WHAT YOU ARE ASKED TO DO: The expected output is the complete listing, copied exactly.

RECORDS TO USE:
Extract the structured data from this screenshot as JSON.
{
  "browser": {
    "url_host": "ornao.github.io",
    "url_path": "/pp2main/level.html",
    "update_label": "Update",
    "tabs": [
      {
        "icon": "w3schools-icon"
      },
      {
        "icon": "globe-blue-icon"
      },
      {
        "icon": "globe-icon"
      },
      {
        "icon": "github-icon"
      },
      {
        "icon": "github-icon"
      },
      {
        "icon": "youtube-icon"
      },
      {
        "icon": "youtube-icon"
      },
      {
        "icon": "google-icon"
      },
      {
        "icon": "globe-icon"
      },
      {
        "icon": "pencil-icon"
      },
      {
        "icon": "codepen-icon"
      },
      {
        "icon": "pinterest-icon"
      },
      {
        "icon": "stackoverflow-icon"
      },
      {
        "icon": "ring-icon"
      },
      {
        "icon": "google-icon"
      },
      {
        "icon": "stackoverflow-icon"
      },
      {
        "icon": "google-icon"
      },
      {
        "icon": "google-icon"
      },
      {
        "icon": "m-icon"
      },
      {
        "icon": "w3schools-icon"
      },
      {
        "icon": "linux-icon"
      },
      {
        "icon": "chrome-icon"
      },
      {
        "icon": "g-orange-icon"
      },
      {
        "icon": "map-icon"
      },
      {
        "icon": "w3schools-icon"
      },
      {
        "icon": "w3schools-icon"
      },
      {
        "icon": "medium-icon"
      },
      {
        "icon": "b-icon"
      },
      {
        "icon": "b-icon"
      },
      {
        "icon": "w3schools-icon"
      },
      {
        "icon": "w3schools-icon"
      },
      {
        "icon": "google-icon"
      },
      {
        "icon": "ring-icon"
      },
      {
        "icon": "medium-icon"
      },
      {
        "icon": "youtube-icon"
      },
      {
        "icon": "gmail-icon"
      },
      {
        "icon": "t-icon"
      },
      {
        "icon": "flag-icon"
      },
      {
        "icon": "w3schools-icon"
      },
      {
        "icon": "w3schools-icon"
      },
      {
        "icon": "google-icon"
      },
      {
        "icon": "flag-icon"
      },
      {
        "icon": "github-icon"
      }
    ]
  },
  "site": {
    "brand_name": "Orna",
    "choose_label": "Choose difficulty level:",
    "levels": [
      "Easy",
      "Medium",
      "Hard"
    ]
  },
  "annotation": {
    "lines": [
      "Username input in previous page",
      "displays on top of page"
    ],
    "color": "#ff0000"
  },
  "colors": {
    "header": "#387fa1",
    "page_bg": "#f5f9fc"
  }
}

RESULT FOR THIS EXERCISE:
Extract the structured data from this screenshot as JSON.
{
  "browser": {
    "url_host": "ornao.github.io",
    "url_path": "/pp2main/level.html",
    "update_label": "Update",
    "tabs": [
      {
        "icon": "w3schools-icon"
      },
      {
        "icon": "globe-blue-icon"
      },
      {
        "icon": "globe-icon"
      },
      {
        "icon": "github-icon"
      },
      {
        "icon": "github-icon"
      },
      {
        "icon": "youtube-icon"
      },
      {
        "icon": "youtube-icon"
      },
      {
        "icon": "google-icon"
      },
      {
        "icon": "globe-icon"
      },
      {
        "icon": "pencil-icon"
      },
      {
        "icon": "codepen-icon"
      },
      {
        "icon": "pinterest-icon"
      },
      {
        "icon": "stackoverflow-icon"
      },
      {
        "icon": "ring-icon"
      },
      {
        "icon": "google-icon"
      },
      {
        "icon": "stackoverflow-icon"
      },
      {
        "icon": "google-icon"
      },
      {
        "icon": "google-icon"
      },
      {
        "icon": "m-icon"
      },
      {
        "icon": "w3schools-icon"
      },
      {
        "icon": "linux-icon"
      },
      {
        "icon": "chrome-icon"
      },
      {
        "icon": "g-orange-icon"
      },
      {
        "icon": "map-icon"
      },
      {
        "icon": "w3schools-icon"
      },
      {
        "icon": "w3schools-icon"
      },
      {
        "icon": "medium-icon"
      },
      {
        "icon": "b-icon"
      },
      {
        "icon": "b-icon"
      },
      {
        "icon": "w3schools-icon"
      },
      {
        "icon": "w3schools-icon"
      },
      {
        "icon": "google-icon"
      },
      {
        "icon": "ring-icon"
      },
      {
        "icon": "medium-icon"
      },
      {
        "icon": "youtube-icon"
      },
      {
        "icon": "gmail-icon"
      },
      {
        "icon": "t-icon"
      },
      {
        "icon": "flag-icon"
      },
      {
        "icon": "w3schools-icon"
      },
      {
        "icon": "w3schools-icon"
      },
      {
        "icon": "google-icon"
      },
      {
        "icon": "flag-icon"
      },
      {
        "icon": "github-icon"
      }
    ]
  },
  "site": {
    "brand_name": "Orna",
    "choose_label": "Choose difficulty level:",
    "levels": [
      "Easy",
      "Medium",
      "Hard"
    ]
  },
  "annotation": {
    "lines": [
      "Username input in previous page",
      "displays on top of page"
    ],
    "color": "#ff0000"
  },
  "colors": {
    "header": "#387fa1",
    "page_bg": "#f5f9fc"
  }
}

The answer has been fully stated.